To get an even better understanding of the Ada Rendezvous, I decided to implement a subset of the functionality in C using Pthreads for the Rosetta Code project. I posted my implementation on September 9th, 2020:



My professional work is mostly embedded firmware, usually implemented in C. C is imperfect, but since it's one of the first languages I learned and the one I work with the most, it's the one I usually "think" in. Even though it is a "systems language" designed for implementing portable operating systems, I've long felt that embedded systems would be better served by a language explicitly designed for firmware and real-time embedded systems. Ada is one such language. I know bad code can be written in any language and that simply switching from one to another won't increase the quality of any project, but it is still good to consider alternative ways of tackling a problem and to learn from the collective experience of other software engineers. Reading about Ada makes be a better C programmer.

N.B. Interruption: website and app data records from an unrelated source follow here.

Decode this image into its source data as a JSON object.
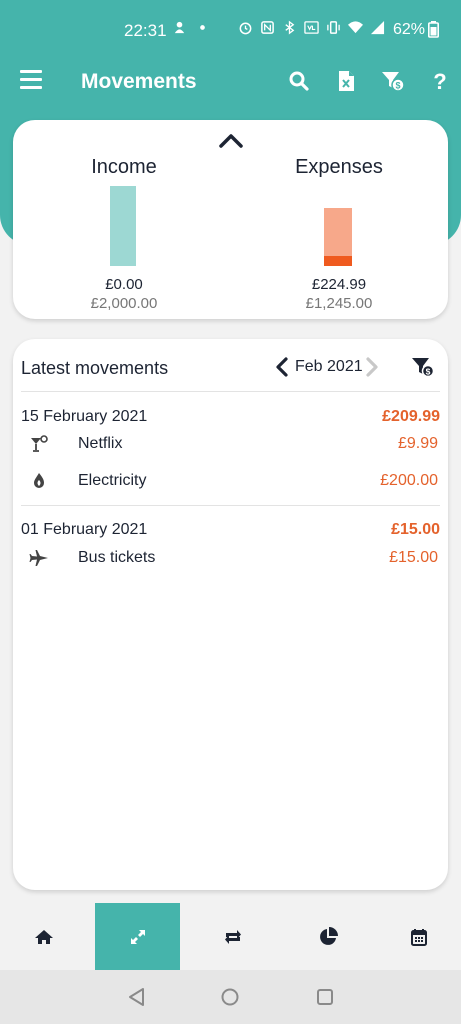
{
  "status_bar": {
    "time": "22:31",
    "battery": "62%"
  },
  "app_bar": {
    "title": "Movements",
    "icons": [
      "menu-icon",
      "search-icon",
      "excel-export-icon",
      "filter-money-icon",
      "help-icon"
    ]
  },
  "summary": {
    "income": {
      "title": "Income",
      "value": "£0.00",
      "target": "£2,000.00",
      "progress": 0.0,
      "color": "#9dd8d3"
    },
    "expenses": {
      "title": "Expenses",
      "value": "£224.99",
      "target": "£1,245.00",
      "progress": 0.18,
      "color": "#f7a88a",
      "fill_color": "#ef5a1f"
    }
  },
  "movements": {
    "title": "Latest movements",
    "month": "Feb 2021",
    "days": [
      {
        "date": "15 February 2021",
        "total": "£209.99",
        "items": [
          {
            "name": "Netflix",
            "amount": "£9.99",
            "icon": "cocktail-icon"
          },
          {
            "name": "Electricity",
            "amount": "£200.00",
            "icon": "flame-icon"
          }
        ]
      },
      {
        "date": "01 February 2021",
        "total": "£15.00",
        "items": [
          {
            "name": "Bus tickets",
            "amount": "£15.00",
            "icon": "plane-icon"
          }
        ]
      }
    ]
  },
  "bottom_nav": {
    "items": [
      "home-icon",
      "movements-icon",
      "recurring-icon",
      "stats-icon",
      "calendar-icon"
    ],
    "active": "movements-icon"
  },
  "colors": {
    "accent": "#45b4ab",
    "expense": "#e4622c",
    "text": "#1d2433"
  }
}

Embedded System Design by Peter Marwedel briefly discusses the connection between CSP and the Ada rendezvous on page 111. The book is a wide ranging survey of embedded systems hardware, software, theory, techniques, and algorithms. The fourth edition is open-access and the PDF is free to download, though I'm happy to have purchased a print copy.

© Copyright 2022, Remington Furman,